## Dataset extract
+++++

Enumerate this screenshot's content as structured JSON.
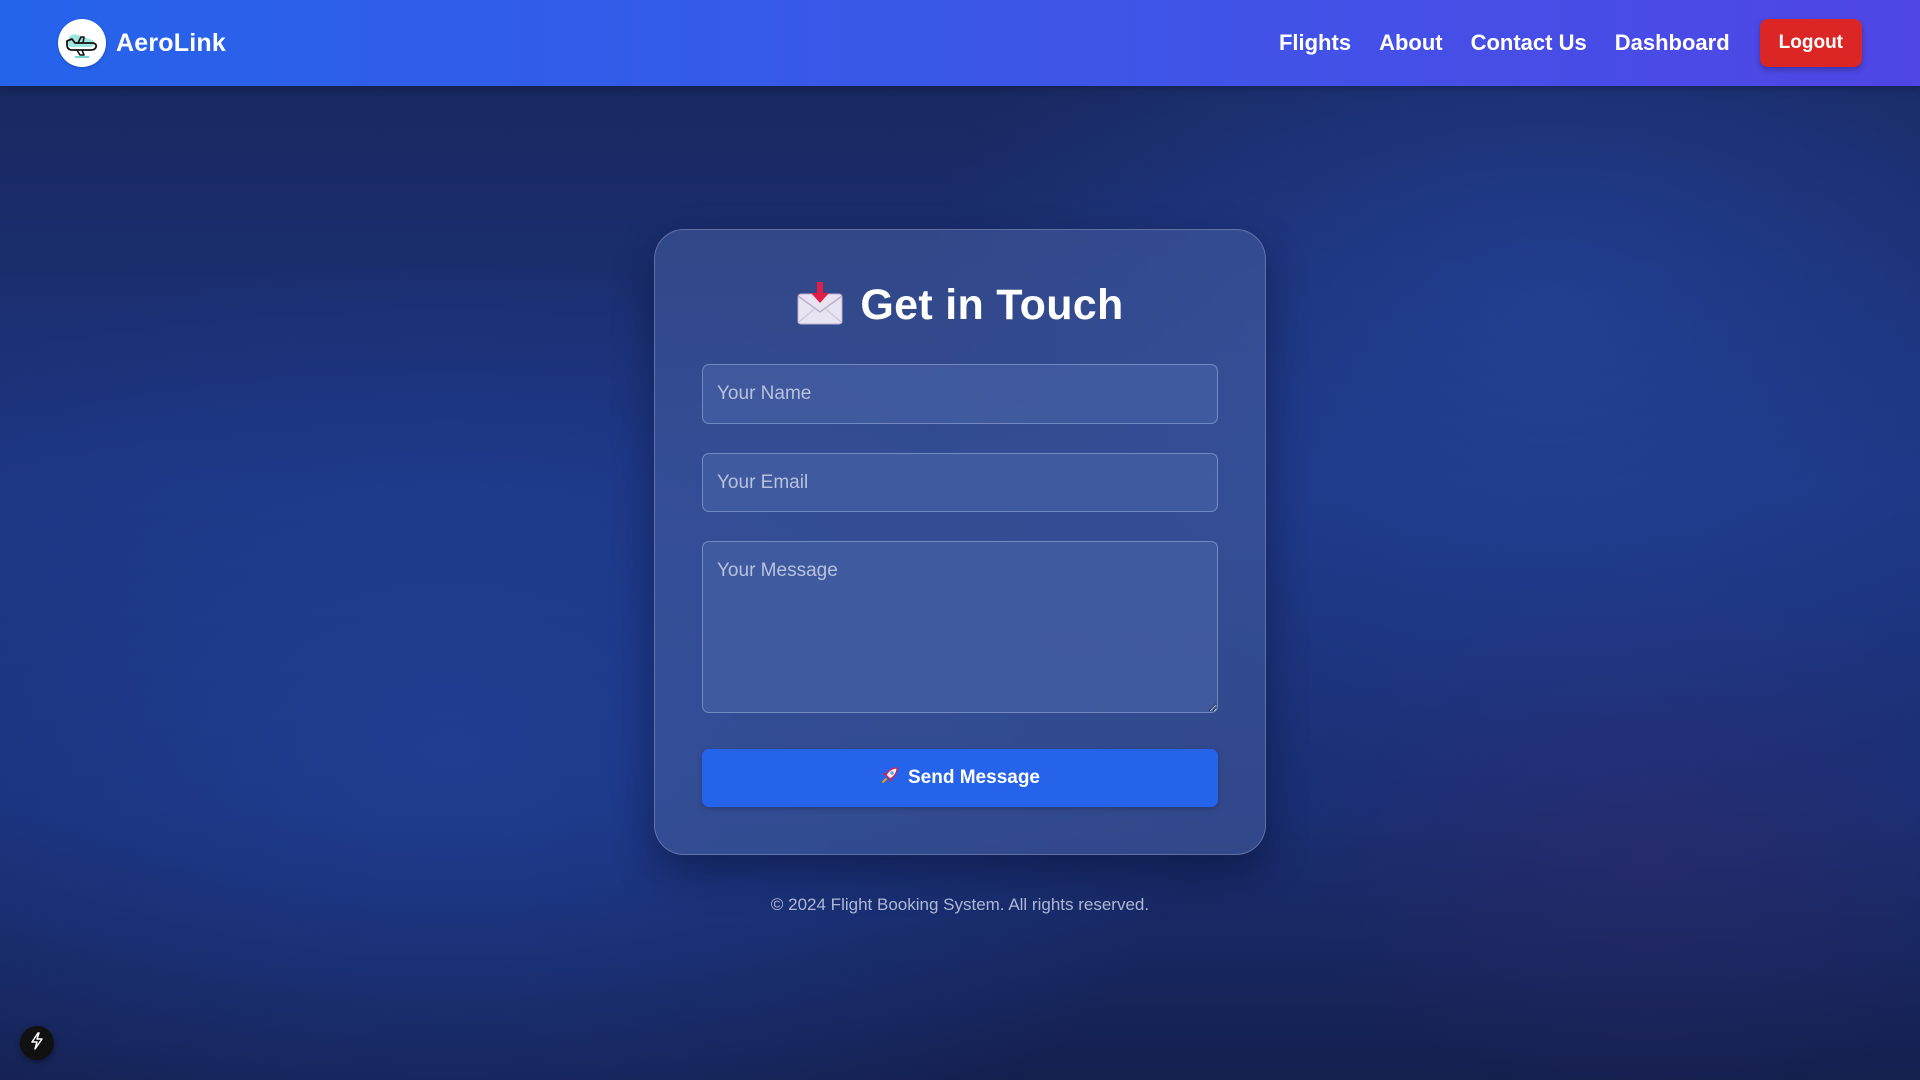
{
  "brand": {
    "name": "AeroLink",
    "logo_icon": "airplane-icon"
  },
  "nav": {
    "links": [
      "Flights",
      "About",
      "Contact Us",
      "Dashboard"
    ],
    "logout_label": "Logout"
  },
  "contact_form": {
    "title": "Get in Touch",
    "title_icon": "envelope-arrow-icon",
    "name_placeholder": "Your Name",
    "email_placeholder": "Your Email",
    "message_placeholder": "Your Message",
    "send_label": "Send Message",
    "send_icon": "rocket-icon"
  },
  "footer": {
    "text": "© 2024 Flight Booking System. All rights reserved."
  },
  "floating_button_icon": "lightning-icon",
  "colors": {
    "navbar_start": "#2563eb",
    "navbar_end": "#4f46e5",
    "logout": "#dc2626",
    "send_button": "#2563eb",
    "background": "#1d3580"
  }
}
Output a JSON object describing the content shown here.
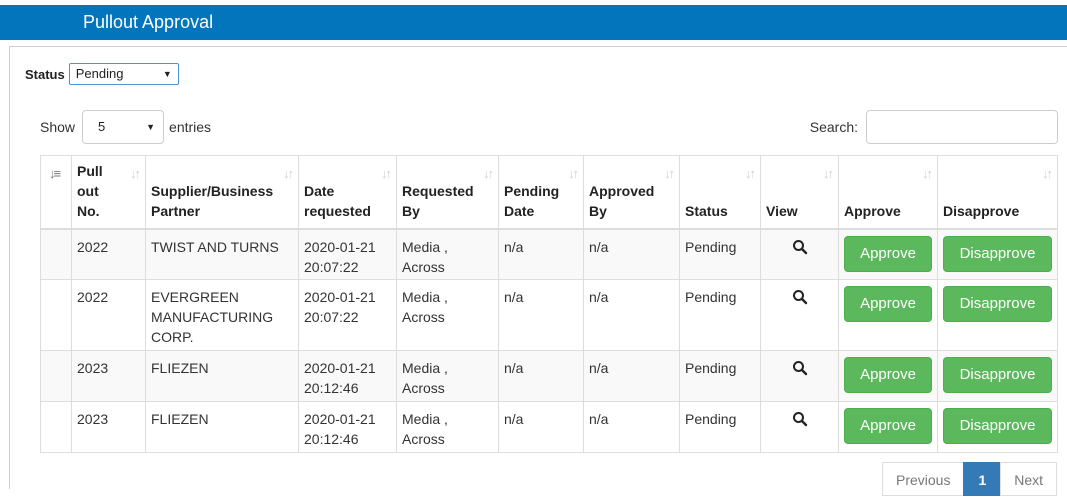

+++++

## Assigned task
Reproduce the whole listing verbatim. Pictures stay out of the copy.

## Output for this exercise
Enumerate this screenshot's content as structured JSON.
{
  "brand": {
    "name": "AeroLink",
    "logo_icon": "airplane-icon"
  },
  "nav": {
    "links": [
      "Flights",
      "About",
      "Contact Us",
      "Dashboard"
    ],
    "logout_label": "Logout"
  },
  "contact_form": {
    "title": "Get in Touch",
    "title_icon": "envelope-arrow-icon",
    "name_placeholder": "Your Name",
    "email_placeholder": "Your Email",
    "message_placeholder": "Your Message",
    "send_label": "Send Message",
    "send_icon": "rocket-icon"
  },
  "footer": {
    "text": "© 2024 Flight Booking System. All rights reserved."
  },
  "floating_button_icon": "lightning-icon",
  "colors": {
    "navbar_start": "#2563eb",
    "navbar_end": "#4f46e5",
    "logout": "#dc2626",
    "send_button": "#2563eb",
    "background": "#1d3580"
  }
}
Output a JSON object describing the content shown here.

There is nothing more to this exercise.